### Task goal
Produce an exact copy of all the data below, dropping every image.

(Collected data entries)
━━━━

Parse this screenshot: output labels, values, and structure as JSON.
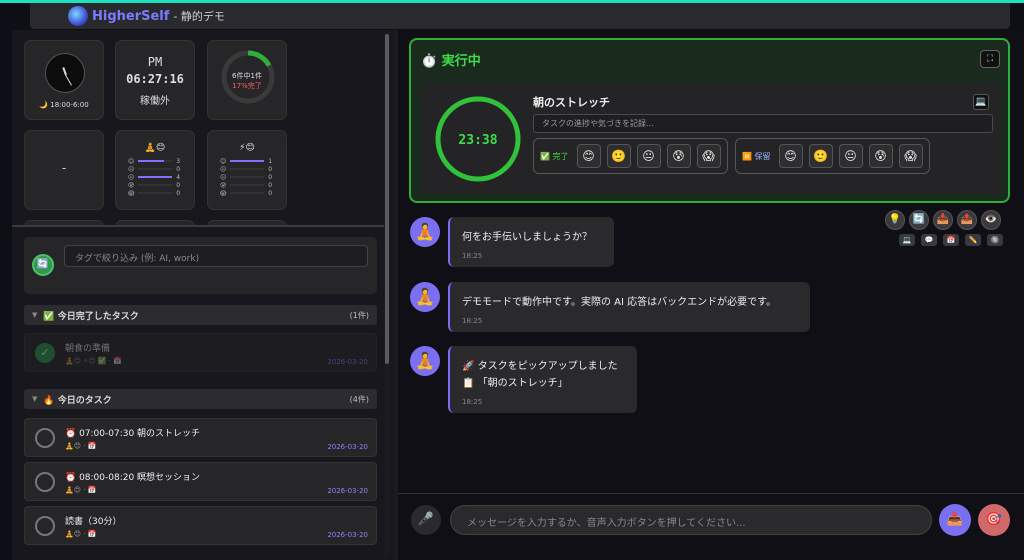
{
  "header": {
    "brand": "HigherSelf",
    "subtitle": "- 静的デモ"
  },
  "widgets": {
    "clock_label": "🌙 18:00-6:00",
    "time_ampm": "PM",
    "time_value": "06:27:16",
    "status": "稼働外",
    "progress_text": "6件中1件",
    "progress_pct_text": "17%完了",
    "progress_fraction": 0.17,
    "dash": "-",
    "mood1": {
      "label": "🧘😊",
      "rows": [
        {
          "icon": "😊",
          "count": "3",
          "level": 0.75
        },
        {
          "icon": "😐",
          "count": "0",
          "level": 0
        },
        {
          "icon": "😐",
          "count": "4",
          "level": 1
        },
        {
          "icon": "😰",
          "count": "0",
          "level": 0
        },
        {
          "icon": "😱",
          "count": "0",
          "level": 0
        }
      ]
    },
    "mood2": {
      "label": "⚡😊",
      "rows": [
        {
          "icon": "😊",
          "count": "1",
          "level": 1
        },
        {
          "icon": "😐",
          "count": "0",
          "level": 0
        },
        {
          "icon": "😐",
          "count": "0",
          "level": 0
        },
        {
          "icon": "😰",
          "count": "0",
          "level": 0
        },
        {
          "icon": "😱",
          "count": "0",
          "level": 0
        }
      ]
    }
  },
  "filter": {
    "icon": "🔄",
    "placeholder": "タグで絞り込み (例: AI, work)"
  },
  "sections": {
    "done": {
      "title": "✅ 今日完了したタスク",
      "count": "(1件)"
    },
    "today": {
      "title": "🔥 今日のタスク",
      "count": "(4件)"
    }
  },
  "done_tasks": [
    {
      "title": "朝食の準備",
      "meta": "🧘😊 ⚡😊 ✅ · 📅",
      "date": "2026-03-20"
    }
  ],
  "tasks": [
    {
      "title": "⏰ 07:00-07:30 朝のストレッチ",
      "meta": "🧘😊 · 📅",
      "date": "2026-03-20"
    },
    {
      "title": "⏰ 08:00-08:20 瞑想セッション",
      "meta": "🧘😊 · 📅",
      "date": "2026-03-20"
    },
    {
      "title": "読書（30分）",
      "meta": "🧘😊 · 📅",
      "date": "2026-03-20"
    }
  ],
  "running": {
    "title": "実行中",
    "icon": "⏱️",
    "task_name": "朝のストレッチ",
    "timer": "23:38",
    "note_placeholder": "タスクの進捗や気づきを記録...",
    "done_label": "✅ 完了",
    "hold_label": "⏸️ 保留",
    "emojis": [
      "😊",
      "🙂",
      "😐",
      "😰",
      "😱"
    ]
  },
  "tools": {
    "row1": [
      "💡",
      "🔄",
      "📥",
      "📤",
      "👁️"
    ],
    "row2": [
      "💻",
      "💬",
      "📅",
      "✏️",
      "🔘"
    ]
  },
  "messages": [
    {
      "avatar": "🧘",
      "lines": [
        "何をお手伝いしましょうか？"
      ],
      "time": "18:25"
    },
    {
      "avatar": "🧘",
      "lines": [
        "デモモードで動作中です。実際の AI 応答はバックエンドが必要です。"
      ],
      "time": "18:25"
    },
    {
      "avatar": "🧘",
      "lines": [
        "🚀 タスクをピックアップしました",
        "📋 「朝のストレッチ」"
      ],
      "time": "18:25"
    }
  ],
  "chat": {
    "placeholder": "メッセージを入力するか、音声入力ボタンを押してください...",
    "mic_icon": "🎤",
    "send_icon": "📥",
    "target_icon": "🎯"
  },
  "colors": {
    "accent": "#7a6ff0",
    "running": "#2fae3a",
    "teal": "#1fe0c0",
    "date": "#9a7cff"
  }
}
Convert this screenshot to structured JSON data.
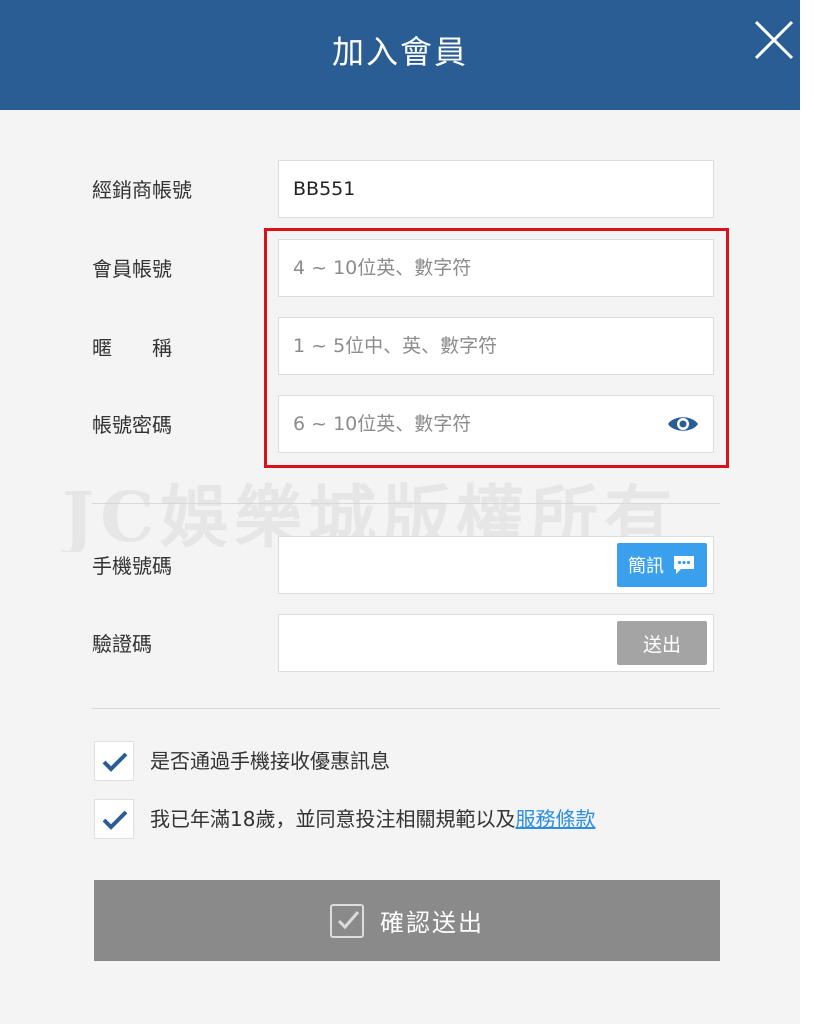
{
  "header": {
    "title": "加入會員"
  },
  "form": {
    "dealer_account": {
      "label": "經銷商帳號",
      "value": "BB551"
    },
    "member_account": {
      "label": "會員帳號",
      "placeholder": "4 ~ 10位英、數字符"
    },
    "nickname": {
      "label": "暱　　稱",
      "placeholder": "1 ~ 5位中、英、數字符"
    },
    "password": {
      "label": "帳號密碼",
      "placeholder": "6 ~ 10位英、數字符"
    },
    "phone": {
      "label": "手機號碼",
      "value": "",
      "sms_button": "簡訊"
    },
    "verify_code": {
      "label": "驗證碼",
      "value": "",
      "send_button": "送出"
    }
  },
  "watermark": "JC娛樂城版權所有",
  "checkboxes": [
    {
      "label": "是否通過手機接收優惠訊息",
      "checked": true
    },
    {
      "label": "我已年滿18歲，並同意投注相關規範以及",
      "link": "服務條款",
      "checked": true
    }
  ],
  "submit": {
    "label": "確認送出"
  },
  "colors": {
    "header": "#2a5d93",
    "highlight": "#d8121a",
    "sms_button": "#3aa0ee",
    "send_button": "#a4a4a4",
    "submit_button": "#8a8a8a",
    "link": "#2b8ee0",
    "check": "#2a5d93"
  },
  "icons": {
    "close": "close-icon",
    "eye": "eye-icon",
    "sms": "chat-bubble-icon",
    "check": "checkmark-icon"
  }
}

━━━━

### Solution for this problem
Parse this screenshot: output labels, values, and structure as JSON.
{
  "header": {
    "brand": "HigherSelf",
    "subtitle": "- 静的デモ"
  },
  "widgets": {
    "clock_label": "🌙 18:00-6:00",
    "time_ampm": "PM",
    "time_value": "06:27:16",
    "status": "稼働外",
    "progress_text": "6件中1件",
    "progress_pct_text": "17%完了",
    "progress_fraction": 0.17,
    "dash": "-",
    "mood1": {
      "label": "🧘😊",
      "rows": [
        {
          "icon": "😊",
          "count": "3",
          "level": 0.75
        },
        {
          "icon": "😐",
          "count": "0",
          "level": 0
        },
        {
          "icon": "😐",
          "count": "4",
          "level": 1
        },
        {
          "icon": "😰",
          "count": "0",
          "level": 0
        },
        {
          "icon": "😱",
          "count": "0",
          "level": 0
        }
      ]
    },
    "mood2": {
      "label": "⚡😊",
      "rows": [
        {
          "icon": "😊",
          "count": "1",
          "level": 1
        },
        {
          "icon": "😐",
          "count": "0",
          "level": 0
        },
        {
          "icon": "😐",
          "count": "0",
          "level": 0
        },
        {
          "icon": "😰",
          "count": "0",
          "level": 0
        },
        {
          "icon": "😱",
          "count": "0",
          "level": 0
        }
      ]
    }
  },
  "filter": {
    "icon": "🔄",
    "placeholder": "タグで絞り込み (例: AI, work)"
  },
  "sections": {
    "done": {
      "title": "✅ 今日完了したタスク",
      "count": "(1件)"
    },
    "today": {
      "title": "🔥 今日のタスク",
      "count": "(4件)"
    }
  },
  "done_tasks": [
    {
      "title": "朝食の準備",
      "meta": "🧘😊 ⚡😊 ✅ · 📅",
      "date": "2026-03-20"
    }
  ],
  "tasks": [
    {
      "title": "⏰ 07:00-07:30 朝のストレッチ",
      "meta": "🧘😊 · 📅",
      "date": "2026-03-20"
    },
    {
      "title": "⏰ 08:00-08:20 瞑想セッション",
      "meta": "🧘😊 · 📅",
      "date": "2026-03-20"
    },
    {
      "title": "読書（30分）",
      "meta": "🧘😊 · 📅",
      "date": "2026-03-20"
    }
  ],
  "running": {
    "title": "実行中",
    "icon": "⏱️",
    "task_name": "朝のストレッチ",
    "timer": "23:38",
    "note_placeholder": "タスクの進捗や気づきを記録...",
    "done_label": "✅ 完了",
    "hold_label": "⏸️ 保留",
    "emojis": [
      "😊",
      "🙂",
      "😐",
      "😰",
      "😱"
    ]
  },
  "tools": {
    "row1": [
      "💡",
      "🔄",
      "📥",
      "📤",
      "👁️"
    ],
    "row2": [
      "💻",
      "💬",
      "📅",
      "✏️",
      "🔘"
    ]
  },
  "messages": [
    {
      "avatar": "🧘",
      "lines": [
        "何をお手伝いしましょうか？"
      ],
      "time": "18:25"
    },
    {
      "avatar": "🧘",
      "lines": [
        "デモモードで動作中です。実際の AI 応答はバックエンドが必要です。"
      ],
      "time": "18:25"
    },
    {
      "avatar": "🧘",
      "lines": [
        "🚀 タスクをピックアップしました",
        "📋 「朝のストレッチ」"
      ],
      "time": "18:25"
    }
  ],
  "chat": {
    "placeholder": "メッセージを入力するか、音声入力ボタンを押してください...",
    "mic_icon": "🎤",
    "send_icon": "📥",
    "target_icon": "🎯"
  },
  "colors": {
    "accent": "#7a6ff0",
    "running": "#2fae3a",
    "teal": "#1fe0c0",
    "date": "#9a7cff"
  }
}
Convert this screenshot to structured JSON data.
{
  "header": {
    "title": "加入會員"
  },
  "form": {
    "dealer_account": {
      "label": "經銷商帳號",
      "value": "BB551"
    },
    "member_account": {
      "label": "會員帳號",
      "placeholder": "4 ~ 10位英、數字符"
    },
    "nickname": {
      "label": "暱　　稱",
      "placeholder": "1 ~ 5位中、英、數字符"
    },
    "password": {
      "label": "帳號密碼",
      "placeholder": "6 ~ 10位英、數字符"
    },
    "phone": {
      "label": "手機號碼",
      "value": "",
      "sms_button": "簡訊"
    },
    "verify_code": {
      "label": "驗證碼",
      "value": "",
      "send_button": "送出"
    }
  },
  "watermark": "JC娛樂城版權所有",
  "checkboxes": [
    {
      "label": "是否通過手機接收優惠訊息",
      "checked": true
    },
    {
      "label": "我已年滿18歲，並同意投注相關規範以及",
      "link": "服務條款",
      "checked": true
    }
  ],
  "submit": {
    "label": "確認送出"
  },
  "colors": {
    "header": "#2a5d93",
    "highlight": "#d8121a",
    "sms_button": "#3aa0ee",
    "send_button": "#a4a4a4",
    "submit_button": "#8a8a8a",
    "link": "#2b8ee0",
    "check": "#2a5d93"
  },
  "icons": {
    "close": "close-icon",
    "eye": "eye-icon",
    "sms": "chat-bubble-icon",
    "check": "checkmark-icon"
  }
}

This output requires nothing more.